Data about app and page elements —
--- --- ---

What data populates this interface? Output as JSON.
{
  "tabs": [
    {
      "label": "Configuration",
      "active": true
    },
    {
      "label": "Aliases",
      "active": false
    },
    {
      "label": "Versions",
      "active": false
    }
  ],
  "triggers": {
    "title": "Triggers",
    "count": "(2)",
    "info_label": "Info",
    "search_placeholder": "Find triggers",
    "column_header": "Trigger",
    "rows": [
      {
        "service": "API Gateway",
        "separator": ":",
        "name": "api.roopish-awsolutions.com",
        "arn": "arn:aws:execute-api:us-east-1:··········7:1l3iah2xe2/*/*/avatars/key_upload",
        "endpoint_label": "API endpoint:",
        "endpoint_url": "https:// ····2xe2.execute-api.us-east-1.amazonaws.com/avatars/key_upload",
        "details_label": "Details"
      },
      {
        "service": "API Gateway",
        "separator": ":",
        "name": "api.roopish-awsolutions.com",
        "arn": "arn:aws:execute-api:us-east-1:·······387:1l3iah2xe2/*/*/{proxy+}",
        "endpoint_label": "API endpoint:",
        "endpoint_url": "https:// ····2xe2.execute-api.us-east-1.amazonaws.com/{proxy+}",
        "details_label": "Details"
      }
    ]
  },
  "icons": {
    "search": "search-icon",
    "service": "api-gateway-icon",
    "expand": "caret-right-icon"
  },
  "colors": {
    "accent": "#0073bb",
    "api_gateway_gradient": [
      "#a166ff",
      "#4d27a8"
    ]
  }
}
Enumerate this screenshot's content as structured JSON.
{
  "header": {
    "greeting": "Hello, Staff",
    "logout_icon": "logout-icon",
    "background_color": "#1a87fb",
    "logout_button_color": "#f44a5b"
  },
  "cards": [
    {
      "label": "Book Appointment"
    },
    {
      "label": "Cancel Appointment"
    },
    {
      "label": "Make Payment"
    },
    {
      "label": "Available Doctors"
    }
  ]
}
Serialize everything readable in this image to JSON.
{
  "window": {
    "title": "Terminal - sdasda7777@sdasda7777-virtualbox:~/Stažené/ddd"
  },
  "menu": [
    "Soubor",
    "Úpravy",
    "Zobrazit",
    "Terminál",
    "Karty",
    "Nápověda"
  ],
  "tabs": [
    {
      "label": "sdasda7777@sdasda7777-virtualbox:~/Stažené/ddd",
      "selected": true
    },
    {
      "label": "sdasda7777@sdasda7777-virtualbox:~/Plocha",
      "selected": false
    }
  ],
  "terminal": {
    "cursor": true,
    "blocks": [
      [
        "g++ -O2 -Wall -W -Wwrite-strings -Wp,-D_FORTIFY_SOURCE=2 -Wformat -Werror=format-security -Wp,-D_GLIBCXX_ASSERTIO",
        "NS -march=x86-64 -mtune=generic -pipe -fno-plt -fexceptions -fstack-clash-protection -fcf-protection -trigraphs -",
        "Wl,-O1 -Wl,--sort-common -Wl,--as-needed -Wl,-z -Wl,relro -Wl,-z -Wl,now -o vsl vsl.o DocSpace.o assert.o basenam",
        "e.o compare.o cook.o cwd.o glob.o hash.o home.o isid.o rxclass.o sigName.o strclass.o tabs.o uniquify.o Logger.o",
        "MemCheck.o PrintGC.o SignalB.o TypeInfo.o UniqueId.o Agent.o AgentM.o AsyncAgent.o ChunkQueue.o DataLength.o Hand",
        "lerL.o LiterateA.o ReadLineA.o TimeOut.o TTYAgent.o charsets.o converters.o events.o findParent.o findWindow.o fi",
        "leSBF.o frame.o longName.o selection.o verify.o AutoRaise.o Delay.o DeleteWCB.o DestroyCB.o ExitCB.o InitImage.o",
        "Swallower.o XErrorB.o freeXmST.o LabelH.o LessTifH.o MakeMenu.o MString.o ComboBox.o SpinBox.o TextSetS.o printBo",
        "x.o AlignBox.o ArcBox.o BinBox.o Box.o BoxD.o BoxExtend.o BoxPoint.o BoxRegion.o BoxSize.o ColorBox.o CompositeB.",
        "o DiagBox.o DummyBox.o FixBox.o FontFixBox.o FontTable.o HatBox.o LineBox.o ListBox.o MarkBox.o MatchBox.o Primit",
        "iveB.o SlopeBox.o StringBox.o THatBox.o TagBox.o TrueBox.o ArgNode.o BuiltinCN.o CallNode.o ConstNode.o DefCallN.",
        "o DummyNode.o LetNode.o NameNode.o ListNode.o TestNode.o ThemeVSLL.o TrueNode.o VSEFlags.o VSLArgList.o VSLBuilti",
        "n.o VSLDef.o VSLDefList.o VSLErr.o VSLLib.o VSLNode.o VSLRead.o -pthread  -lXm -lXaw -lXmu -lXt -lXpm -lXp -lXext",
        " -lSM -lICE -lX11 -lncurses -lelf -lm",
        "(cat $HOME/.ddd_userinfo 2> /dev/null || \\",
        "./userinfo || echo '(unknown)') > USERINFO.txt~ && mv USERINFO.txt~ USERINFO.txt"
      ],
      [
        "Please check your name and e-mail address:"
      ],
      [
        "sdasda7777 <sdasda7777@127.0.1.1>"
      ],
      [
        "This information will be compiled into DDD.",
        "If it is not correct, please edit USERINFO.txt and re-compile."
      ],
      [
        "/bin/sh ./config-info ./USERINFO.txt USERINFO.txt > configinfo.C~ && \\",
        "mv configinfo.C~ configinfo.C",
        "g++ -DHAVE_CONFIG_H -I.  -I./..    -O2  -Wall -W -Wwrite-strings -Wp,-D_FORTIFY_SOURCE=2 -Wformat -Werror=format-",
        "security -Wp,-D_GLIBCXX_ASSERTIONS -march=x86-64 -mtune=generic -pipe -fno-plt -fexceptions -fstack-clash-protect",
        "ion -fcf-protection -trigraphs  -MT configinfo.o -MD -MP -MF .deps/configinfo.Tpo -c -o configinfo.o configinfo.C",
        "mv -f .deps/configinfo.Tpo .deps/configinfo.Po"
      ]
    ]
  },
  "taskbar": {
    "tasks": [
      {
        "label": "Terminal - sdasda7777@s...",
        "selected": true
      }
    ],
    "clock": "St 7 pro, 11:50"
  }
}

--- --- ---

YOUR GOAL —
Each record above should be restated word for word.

RESPONSE TO THE EXERCISE —
What data populates this interface? Output as JSON.
{
  "tabs": [
    {
      "label": "Configuration",
      "active": true
    },
    {
      "label": "Aliases",
      "active": false
    },
    {
      "label": "Versions",
      "active": false
    }
  ],
  "triggers": {
    "title": "Triggers",
    "count": "(2)",
    "info_label": "Info",
    "search_placeholder": "Find triggers",
    "column_header": "Trigger",
    "rows": [
      {
        "service": "API Gateway",
        "separator": ":",
        "name": "api.roopish-awsolutions.com",
        "arn": "arn:aws:execute-api:us-east-1:··········7:1l3iah2xe2/*/*/avatars/key_upload",
        "endpoint_label": "API endpoint:",
        "endpoint_url": "https:// ····2xe2.execute-api.us-east-1.amazonaws.com/avatars/key_upload",
        "details_label": "Details"
      },
      {
        "service": "API Gateway",
        "separator": ":",
        "name": "api.roopish-awsolutions.com",
        "arn": "arn:aws:execute-api:us-east-1:·······387:1l3iah2xe2/*/*/{proxy+}",
        "endpoint_label": "API endpoint:",
        "endpoint_url": "https:// ····2xe2.execute-api.us-east-1.amazonaws.com/{proxy+}",
        "details_label": "Details"
      }
    ]
  },
  "icons": {
    "search": "search-icon",
    "service": "api-gateway-icon",
    "expand": "caret-right-icon"
  },
  "colors": {
    "accent": "#0073bb",
    "api_gateway_gradient": [
      "#a166ff",
      "#4d27a8"
    ]
  }
}
Enumerate this screenshot's content as structured JSON.
{
  "header": {
    "greeting": "Hello, Staff",
    "logout_icon": "logout-icon",
    "background_color": "#1a87fb",
    "logout_button_color": "#f44a5b"
  },
  "cards": [
    {
      "label": "Book Appointment"
    },
    {
      "label": "Cancel Appointment"
    },
    {
      "label": "Make Payment"
    },
    {
      "label": "Available Doctors"
    }
  ]
}
Serialize everything readable in this image to JSON.
{
  "window": {
    "title": "Terminal - sdasda7777@sdasda7777-virtualbox:~/Stažené/ddd"
  },
  "menu": [
    "Soubor",
    "Úpravy",
    "Zobrazit",
    "Terminál",
    "Karty",
    "Nápověda"
  ],
  "tabs": [
    {
      "label": "sdasda7777@sdasda7777-virtualbox:~/Stažené/ddd",
      "selected": true
    },
    {
      "label": "sdasda7777@sdasda7777-virtualbox:~/Plocha",
      "selected": false
    }
  ],
  "terminal": {
    "cursor": true,
    "blocks": [
      [
        "g++ -O2 -Wall -W -Wwrite-strings -Wp,-D_FORTIFY_SOURCE=2 -Wformat -Werror=format-security -Wp,-D_GLIBCXX_ASSERTIO",
        "NS -march=x86-64 -mtune=generic -pipe -fno-plt -fexceptions -fstack-clash-protection -fcf-protection -trigraphs -",
        "Wl,-O1 -Wl,--sort-common -Wl,--as-needed -Wl,-z -Wl,relro -Wl,-z -Wl,now -o vsl vsl.o DocSpace.o assert.o basenam",
        "e.o compare.o cook.o cwd.o glob.o hash.o home.o isid.o rxclass.o sigName.o strclass.o tabs.o uniquify.o Logger.o",
        "MemCheck.o PrintGC.o SignalB.o TypeInfo.o UniqueId.o Agent.o AgentM.o AsyncAgent.o ChunkQueue.o DataLength.o Hand",
        "lerL.o LiterateA.o ReadLineA.o TimeOut.o TTYAgent.o charsets.o converters.o events.o findParent.o findWindow.o fi",
        "leSBF.o frame.o longName.o selection.o verify.o AutoRaise.o Delay.o DeleteWCB.o DestroyCB.o ExitCB.o InitImage.o",
        "Swallower.o XErrorB.o freeXmST.o LabelH.o LessTifH.o MakeMenu.o MString.o ComboBox.o SpinBox.o TextSetS.o printBo",
        "x.o AlignBox.o ArcBox.o BinBox.o Box.o BoxD.o BoxExtend.o BoxPoint.o BoxRegion.o BoxSize.o ColorBox.o CompositeB.",
        "o DiagBox.o DummyBox.o FixBox.o FontFixBox.o FontTable.o HatBox.o LineBox.o ListBox.o MarkBox.o MatchBox.o Primit",
        "iveB.o SlopeBox.o StringBox.o THatBox.o TagBox.o TrueBox.o ArgNode.o BuiltinCN.o CallNode.o ConstNode.o DefCallN.",
        "o DummyNode.o LetNode.o NameNode.o ListNode.o TestNode.o ThemeVSLL.o TrueNode.o VSEFlags.o VSLArgList.o VSLBuilti",
        "n.o VSLDef.o VSLDefList.o VSLErr.o VSLLib.o VSLNode.o VSLRead.o -pthread  -lXm -lXaw -lXmu -lXt -lXpm -lXp -lXext",
        " -lSM -lICE -lX11 -lncurses -lelf -lm",
        "(cat $HOME/.ddd_userinfo 2> /dev/null || \\",
        "./userinfo || echo '(unknown)') > USERINFO.txt~ && mv USERINFO.txt~ USERINFO.txt"
      ],
      [
        "Please check your name and e-mail address:"
      ],
      [
        "sdasda7777 <sdasda7777@127.0.1.1>"
      ],
      [
        "This information will be compiled into DDD.",
        "If it is not correct, please edit USERINFO.txt and re-compile."
      ],
      [
        "/bin/sh ./config-info ./USERINFO.txt USERINFO.txt > configinfo.C~ && \\",
        "mv configinfo.C~ configinfo.C",
        "g++ -DHAVE_CONFIG_H -I.  -I./..    -O2  -Wall -W -Wwrite-strings -Wp,-D_FORTIFY_SOURCE=2 -Wformat -Werror=format-",
        "security -Wp,-D_GLIBCXX_ASSERTIONS -march=x86-64 -mtune=generic -pipe -fno-plt -fexceptions -fstack-clash-protect",
        "ion -fcf-protection -trigraphs  -MT configinfo.o -MD -MP -MF .deps/configinfo.Tpo -c -o configinfo.o configinfo.C",
        "mv -f .deps/configinfo.Tpo .deps/configinfo.Po"
      ]
    ]
  },
  "taskbar": {
    "tasks": [
      {
        "label": "Terminal - sdasda7777@s...",
        "selected": true
      }
    ],
    "clock": "St 7 pro, 11:50"
  }
}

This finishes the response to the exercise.